Tajikistan under Russian Rule
Russian rule brought important changes in Central Asia, but many elements of the traditional way of life scarcely changed. In the part of what is now Tajikistan that was incorporated into the Guberniya of Turkestan, many ordinary inhabitants had limited contact with Russian officials or settlers before 1917. Rural administration there resembled the system that governed peasants in the European part of the Russian Empire after the abolition of serfdom in 1861. Local administration in villages continued to follow long-established tradition, and prior to 1917 few Russians lived in the area of present-day Tajikistan. Russian authorities also left education in the region substantially the same between the 1870s and 1917.

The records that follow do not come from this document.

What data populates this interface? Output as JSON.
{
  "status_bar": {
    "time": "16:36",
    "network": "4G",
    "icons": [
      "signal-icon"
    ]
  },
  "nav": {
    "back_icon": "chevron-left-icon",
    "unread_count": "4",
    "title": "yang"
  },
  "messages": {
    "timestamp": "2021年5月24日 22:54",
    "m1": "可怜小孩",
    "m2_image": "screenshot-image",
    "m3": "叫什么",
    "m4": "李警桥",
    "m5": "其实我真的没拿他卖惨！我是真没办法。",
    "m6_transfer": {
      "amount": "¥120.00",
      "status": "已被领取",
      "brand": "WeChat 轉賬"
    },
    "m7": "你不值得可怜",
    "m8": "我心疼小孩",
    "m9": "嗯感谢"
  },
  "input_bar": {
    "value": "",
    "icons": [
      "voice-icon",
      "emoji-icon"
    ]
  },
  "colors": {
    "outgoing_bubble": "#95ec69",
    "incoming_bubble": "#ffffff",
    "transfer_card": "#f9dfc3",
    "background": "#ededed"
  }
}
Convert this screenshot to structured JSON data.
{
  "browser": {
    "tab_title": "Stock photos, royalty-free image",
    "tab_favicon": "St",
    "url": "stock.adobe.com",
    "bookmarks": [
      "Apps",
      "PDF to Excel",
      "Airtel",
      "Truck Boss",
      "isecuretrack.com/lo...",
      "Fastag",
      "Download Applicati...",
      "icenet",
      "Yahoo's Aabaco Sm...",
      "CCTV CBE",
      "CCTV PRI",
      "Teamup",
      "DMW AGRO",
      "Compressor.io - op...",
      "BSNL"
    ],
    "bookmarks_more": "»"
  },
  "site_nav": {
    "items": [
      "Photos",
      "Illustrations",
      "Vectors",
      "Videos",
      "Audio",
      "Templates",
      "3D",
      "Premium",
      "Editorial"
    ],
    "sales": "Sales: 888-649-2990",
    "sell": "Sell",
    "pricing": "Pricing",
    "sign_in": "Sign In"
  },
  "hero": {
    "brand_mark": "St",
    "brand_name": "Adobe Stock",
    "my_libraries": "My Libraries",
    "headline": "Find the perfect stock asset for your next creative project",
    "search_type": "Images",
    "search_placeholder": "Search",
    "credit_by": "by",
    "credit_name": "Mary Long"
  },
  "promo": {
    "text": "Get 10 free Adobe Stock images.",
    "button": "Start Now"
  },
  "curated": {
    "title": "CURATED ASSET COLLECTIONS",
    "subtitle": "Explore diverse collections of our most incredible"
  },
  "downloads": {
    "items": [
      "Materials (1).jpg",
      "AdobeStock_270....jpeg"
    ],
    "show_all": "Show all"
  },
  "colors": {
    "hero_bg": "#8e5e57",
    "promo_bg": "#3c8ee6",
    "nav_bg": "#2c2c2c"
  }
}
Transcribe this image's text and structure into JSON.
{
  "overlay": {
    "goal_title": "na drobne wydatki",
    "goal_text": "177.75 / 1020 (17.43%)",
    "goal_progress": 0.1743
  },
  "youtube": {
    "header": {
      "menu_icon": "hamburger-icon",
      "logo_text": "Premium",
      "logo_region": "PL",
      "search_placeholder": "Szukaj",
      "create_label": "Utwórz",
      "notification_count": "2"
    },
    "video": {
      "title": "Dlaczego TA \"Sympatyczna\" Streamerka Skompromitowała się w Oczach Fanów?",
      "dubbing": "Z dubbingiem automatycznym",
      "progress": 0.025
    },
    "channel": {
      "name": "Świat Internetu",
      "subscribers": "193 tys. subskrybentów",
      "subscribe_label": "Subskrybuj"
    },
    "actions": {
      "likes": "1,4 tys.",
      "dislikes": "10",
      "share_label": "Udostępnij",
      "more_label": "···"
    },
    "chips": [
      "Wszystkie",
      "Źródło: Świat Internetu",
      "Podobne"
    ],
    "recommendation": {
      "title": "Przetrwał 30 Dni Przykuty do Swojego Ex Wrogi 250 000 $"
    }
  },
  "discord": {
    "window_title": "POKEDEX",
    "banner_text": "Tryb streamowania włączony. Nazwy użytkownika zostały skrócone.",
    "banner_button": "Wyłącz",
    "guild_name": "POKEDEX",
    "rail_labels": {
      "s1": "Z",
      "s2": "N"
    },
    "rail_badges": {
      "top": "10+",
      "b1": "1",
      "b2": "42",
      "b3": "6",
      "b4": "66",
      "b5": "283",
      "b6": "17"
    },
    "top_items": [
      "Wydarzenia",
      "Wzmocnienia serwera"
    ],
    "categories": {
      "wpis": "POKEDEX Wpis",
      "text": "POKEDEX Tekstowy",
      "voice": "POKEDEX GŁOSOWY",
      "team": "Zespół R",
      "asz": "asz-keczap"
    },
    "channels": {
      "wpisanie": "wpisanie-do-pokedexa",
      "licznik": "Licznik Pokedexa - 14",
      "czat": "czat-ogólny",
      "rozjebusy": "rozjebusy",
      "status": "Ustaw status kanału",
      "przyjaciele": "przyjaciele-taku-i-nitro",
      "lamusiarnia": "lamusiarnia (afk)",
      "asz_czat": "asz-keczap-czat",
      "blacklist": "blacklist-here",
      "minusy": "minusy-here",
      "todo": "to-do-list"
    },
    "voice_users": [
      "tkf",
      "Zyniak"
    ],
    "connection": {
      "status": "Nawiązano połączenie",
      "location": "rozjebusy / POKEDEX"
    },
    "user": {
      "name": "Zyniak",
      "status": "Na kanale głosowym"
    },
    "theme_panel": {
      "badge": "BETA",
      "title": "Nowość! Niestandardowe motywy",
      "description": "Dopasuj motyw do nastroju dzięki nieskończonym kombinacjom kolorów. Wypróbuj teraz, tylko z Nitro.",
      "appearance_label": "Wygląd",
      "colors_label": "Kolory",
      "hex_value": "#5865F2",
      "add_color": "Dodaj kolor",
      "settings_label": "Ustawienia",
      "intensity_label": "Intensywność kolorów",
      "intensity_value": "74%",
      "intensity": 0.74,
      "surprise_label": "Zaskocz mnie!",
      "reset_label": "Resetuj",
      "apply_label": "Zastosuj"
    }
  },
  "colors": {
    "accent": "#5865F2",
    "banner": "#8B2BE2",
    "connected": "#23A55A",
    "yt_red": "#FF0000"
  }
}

An important event of the 1870s was Russia's initial expansion of cotton cultivation in the region, including the areas of the Fergana Valley and the Bukhoro Khanate that later became part of Tajikistan. The pattern of switching land from grain cultivation to cotton cultivation, which intensified during the Soviet period, was established at this time. The first cotton-processing plant was established in eastern Bukhoro during World War I.
Some elements of opposition to Russian hegemony appeared in the late nineteenth century. By 1900 a novel educational approach was being offered by reformers known as Jadidists (jadid is the Arabic word for "new.") The Jadidists, who received support from Tajiks, Tatars, and Uzbeks, were modernizers and nationalists who viewed Central Asia as a whole. Their position was that the religious and cultural greatness of Islamic civilization had been degraded in the Central Asia of their day. The Tatars and Central Asians who shared these views established Jadidist schools in several cities in the Guberniya of Turkestan. Although the Jadidists were not necessarily anti-Russian, tsarist officials in Turkestan found their kind of education even more threatening than traditional Islamic teaching. By World War I, several cities in present-day Tajikistan had underground Jadidist organizations.
Between 1869 and 1913, uprisings against the amir of Bukhoro erupted under local rulers in the eastern part of the khanate. The uprisings of 1910 and 1913 required Russian troops to restore order. A peasant revolt also occurred in eastern Bukhoro in 1886. The failed Russian revolution of 1905 resonated very little among the indigenous populations of Central Asia. In the Duma (legislature) that was established in St. Petersburg as a consequence of the events of 1905, the indigenous inhabitants of Turkestan were allotted only six representatives. Subsequent to the second Duma in 1907, Central Asians were denied all representation.
By 1916 discontent with the effects of Russian rule had grown substantially. Central Asians complained especially of discriminatory taxation and price gouging by Russian merchants. A flashpoint was Russia's revocation that year of Central Asians' traditional exemption from military service. In July 1916, the first violent reaction to the impending draft occurred when demonstrators attacked Russian soldiers in Khujand, in what would later be northern Tajikistan. Although clashes continued in various parts of Central Asia through the end of the year, Russian troops quickly brought the Khujand region back under control. The following year, the Russian Revolution ended tsarist rule in Central Asia.
In the early 1920s, the establishment of Soviet rule in Central Asia led to the creation of a new entity called Tajikistan as a republic within the Soviet Union. In contrast to the tsarist period, when most inhabitants of the future Tajikistan felt only limited Russian influence, the Soviet era saw a central authority exert itself in a way that was ideologically and culturally alien to the republic's inhabitants. The Tajik way of life experienced much change, even though social homogenization was never achieved.
Source: U.S. Library of Congress